Financial forecasting is the practice of projecting the quantitative impact of trends and changes in the operating environment on future operations. It is an integral part of all ongoing planning efforts. Financial forecasting is important for several reasons such as the following:
Although financial forecasting should be a continuing process, it is most important as a component of budget development. Forecasts of projected enrollments, property tax base and revenues, costs associated with salary adjustments, and so on, are important elements in setting baseline budgetary guidelines and creating the basis for the assumptions used to prepare budgets. Additionally, forecasting provides fiscal impact analysis that may be integrated into the budget development process. When this is done, current budgetary decisions may be evaluated for their long-term results.
Several action steps may increase the reliability of forecasts, if taken before forecasts are prepared. These steps include the following:
A variety of financial and related forecasts or projections are necessary for the preparation of a comprehensive budget, including:
The cash forecast is critical to ensuring that a fiscal crisis, such as a failure to meet financial obligations, will not result from a cash shortage. An accurate forecast indicates potential cash shortages and thus provides an opportunity for preemptive corrective actions to be taken. It also benefits the investment program by allowing the extension of maturities of investments. Longer investment maturities typically result in higher interest earnings. Projections of operating cash needs should be developed for the fiscal year on a monthly or biweekly basis, depending on the payroll cycle, and should consider the timing of federal and state aid payments, local property tax levies and collections, lunchroom sales, sales taxes, and interest earnings and disbursements. This type of cash flow analysis will reveal the short-term borrowing necessary to address anticipated shortages. The associated cost of short-term borrowing should be included as a budgeted expenditure in the fiscal period in which the interest is scheduled for payment.
Cash forecasting is also necessary for activities or programs that extend to multiple operating periods, such as major facilities construction and acquisition. Capital projects are typically financed from proceeds of bonds, loans, certificates of participation, or other long-term debt instruments. Cash projections for the period of activity should incorporate funding proceeds and related capital expenditures based on contractual arrangements with regard to the timing of cash flows.
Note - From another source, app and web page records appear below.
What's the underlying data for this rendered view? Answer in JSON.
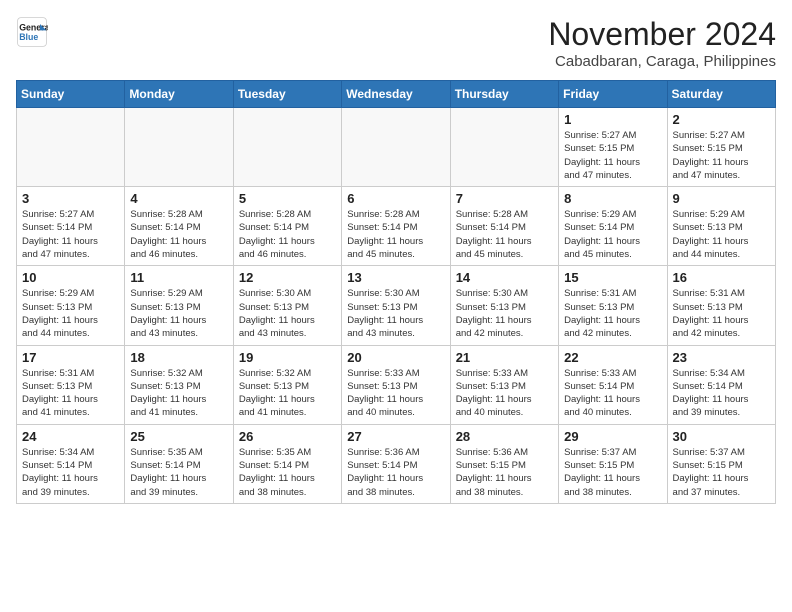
{
  "logo": {
    "line1": "General",
    "line2": "Blue",
    "arrow_color": "#2e75b6"
  },
  "title": "November 2024",
  "location": "Cabadbaran, Caraga, Philippines",
  "weekdays": [
    "Sunday",
    "Monday",
    "Tuesday",
    "Wednesday",
    "Thursday",
    "Friday",
    "Saturday"
  ],
  "weeks": [
    [
      {
        "day": "",
        "info": ""
      },
      {
        "day": "",
        "info": ""
      },
      {
        "day": "",
        "info": ""
      },
      {
        "day": "",
        "info": ""
      },
      {
        "day": "",
        "info": ""
      },
      {
        "day": "1",
        "info": "Sunrise: 5:27 AM\nSunset: 5:15 PM\nDaylight: 11 hours\nand 47 minutes."
      },
      {
        "day": "2",
        "info": "Sunrise: 5:27 AM\nSunset: 5:15 PM\nDaylight: 11 hours\nand 47 minutes."
      }
    ],
    [
      {
        "day": "3",
        "info": "Sunrise: 5:27 AM\nSunset: 5:14 PM\nDaylight: 11 hours\nand 47 minutes."
      },
      {
        "day": "4",
        "info": "Sunrise: 5:28 AM\nSunset: 5:14 PM\nDaylight: 11 hours\nand 46 minutes."
      },
      {
        "day": "5",
        "info": "Sunrise: 5:28 AM\nSunset: 5:14 PM\nDaylight: 11 hours\nand 46 minutes."
      },
      {
        "day": "6",
        "info": "Sunrise: 5:28 AM\nSunset: 5:14 PM\nDaylight: 11 hours\nand 45 minutes."
      },
      {
        "day": "7",
        "info": "Sunrise: 5:28 AM\nSunset: 5:14 PM\nDaylight: 11 hours\nand 45 minutes."
      },
      {
        "day": "8",
        "info": "Sunrise: 5:29 AM\nSunset: 5:14 PM\nDaylight: 11 hours\nand 45 minutes."
      },
      {
        "day": "9",
        "info": "Sunrise: 5:29 AM\nSunset: 5:13 PM\nDaylight: 11 hours\nand 44 minutes."
      }
    ],
    [
      {
        "day": "10",
        "info": "Sunrise: 5:29 AM\nSunset: 5:13 PM\nDaylight: 11 hours\nand 44 minutes."
      },
      {
        "day": "11",
        "info": "Sunrise: 5:29 AM\nSunset: 5:13 PM\nDaylight: 11 hours\nand 43 minutes."
      },
      {
        "day": "12",
        "info": "Sunrise: 5:30 AM\nSunset: 5:13 PM\nDaylight: 11 hours\nand 43 minutes."
      },
      {
        "day": "13",
        "info": "Sunrise: 5:30 AM\nSunset: 5:13 PM\nDaylight: 11 hours\nand 43 minutes."
      },
      {
        "day": "14",
        "info": "Sunrise: 5:30 AM\nSunset: 5:13 PM\nDaylight: 11 hours\nand 42 minutes."
      },
      {
        "day": "15",
        "info": "Sunrise: 5:31 AM\nSunset: 5:13 PM\nDaylight: 11 hours\nand 42 minutes."
      },
      {
        "day": "16",
        "info": "Sunrise: 5:31 AM\nSunset: 5:13 PM\nDaylight: 11 hours\nand 42 minutes."
      }
    ],
    [
      {
        "day": "17",
        "info": "Sunrise: 5:31 AM\nSunset: 5:13 PM\nDaylight: 11 hours\nand 41 minutes."
      },
      {
        "day": "18",
        "info": "Sunrise: 5:32 AM\nSunset: 5:13 PM\nDaylight: 11 hours\nand 41 minutes."
      },
      {
        "day": "19",
        "info": "Sunrise: 5:32 AM\nSunset: 5:13 PM\nDaylight: 11 hours\nand 41 minutes."
      },
      {
        "day": "20",
        "info": "Sunrise: 5:33 AM\nSunset: 5:13 PM\nDaylight: 11 hours\nand 40 minutes."
      },
      {
        "day": "21",
        "info": "Sunrise: 5:33 AM\nSunset: 5:13 PM\nDaylight: 11 hours\nand 40 minutes."
      },
      {
        "day": "22",
        "info": "Sunrise: 5:33 AM\nSunset: 5:14 PM\nDaylight: 11 hours\nand 40 minutes."
      },
      {
        "day": "23",
        "info": "Sunrise: 5:34 AM\nSunset: 5:14 PM\nDaylight: 11 hours\nand 39 minutes."
      }
    ],
    [
      {
        "day": "24",
        "info": "Sunrise: 5:34 AM\nSunset: 5:14 PM\nDaylight: 11 hours\nand 39 minutes."
      },
      {
        "day": "25",
        "info": "Sunrise: 5:35 AM\nSunset: 5:14 PM\nDaylight: 11 hours\nand 39 minutes."
      },
      {
        "day": "26",
        "info": "Sunrise: 5:35 AM\nSunset: 5:14 PM\nDaylight: 11 hours\nand 38 minutes."
      },
      {
        "day": "27",
        "info": "Sunrise: 5:36 AM\nSunset: 5:14 PM\nDaylight: 11 hours\nand 38 minutes."
      },
      {
        "day": "28",
        "info": "Sunrise: 5:36 AM\nSunset: 5:15 PM\nDaylight: 11 hours\nand 38 minutes."
      },
      {
        "day": "29",
        "info": "Sunrise: 5:37 AM\nSunset: 5:15 PM\nDaylight: 11 hours\nand 38 minutes."
      },
      {
        "day": "30",
        "info": "Sunrise: 5:37 AM\nSunset: 5:15 PM\nDaylight: 11 hours\nand 37 minutes."
      }
    ]
  ]
}
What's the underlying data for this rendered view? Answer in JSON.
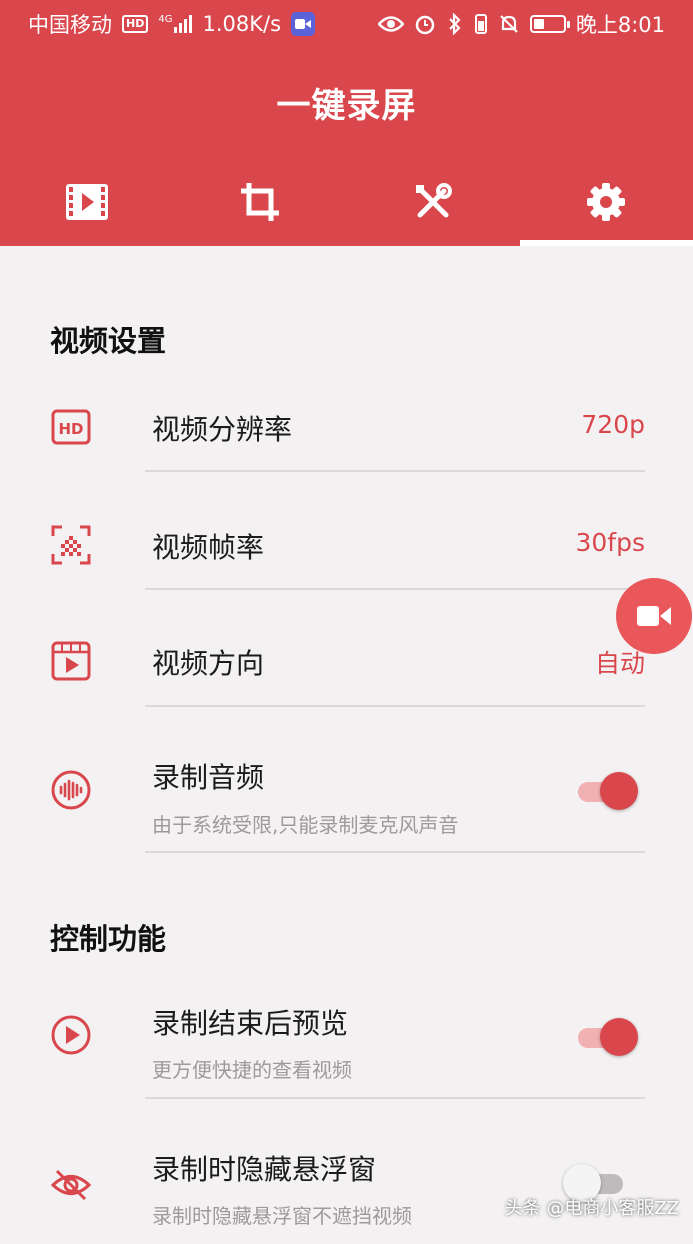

Fund balance forecasting for governmental funds results from the budget development process. Periodic monitoring of balances is provided through integration of the budget and the accounting system and is necessary to ensure compliance with statutory and contractual fund balance requirements.